§ STUDY MATERIAL
===

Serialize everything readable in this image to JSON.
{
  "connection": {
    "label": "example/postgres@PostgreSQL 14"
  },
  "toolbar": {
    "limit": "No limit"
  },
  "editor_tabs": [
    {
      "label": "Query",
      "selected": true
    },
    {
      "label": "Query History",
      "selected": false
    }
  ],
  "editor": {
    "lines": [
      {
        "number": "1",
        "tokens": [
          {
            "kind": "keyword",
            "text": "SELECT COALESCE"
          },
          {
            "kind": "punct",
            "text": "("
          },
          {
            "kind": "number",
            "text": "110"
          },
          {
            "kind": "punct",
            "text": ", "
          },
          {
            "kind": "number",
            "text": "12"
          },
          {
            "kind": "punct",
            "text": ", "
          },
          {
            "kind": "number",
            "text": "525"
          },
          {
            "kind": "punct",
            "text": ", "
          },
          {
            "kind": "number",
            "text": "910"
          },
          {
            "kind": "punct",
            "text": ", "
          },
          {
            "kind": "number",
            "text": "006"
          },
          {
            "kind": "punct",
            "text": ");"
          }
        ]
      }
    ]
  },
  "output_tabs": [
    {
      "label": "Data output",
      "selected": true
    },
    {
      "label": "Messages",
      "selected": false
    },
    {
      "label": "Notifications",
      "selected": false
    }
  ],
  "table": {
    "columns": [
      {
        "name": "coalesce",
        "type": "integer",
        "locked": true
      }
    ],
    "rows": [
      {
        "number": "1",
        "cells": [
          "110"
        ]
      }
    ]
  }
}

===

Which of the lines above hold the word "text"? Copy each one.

§ RESPONSE
            "text": "SELECT COALESCE"
            "text": "("
            "text": "110"
            "text": ", "
            "text": "12"
            "text": ", "
            "text": "525"
            "text": ", "
            "text": "910"
            "text": ", "
            "text": "006"
            "text": ");"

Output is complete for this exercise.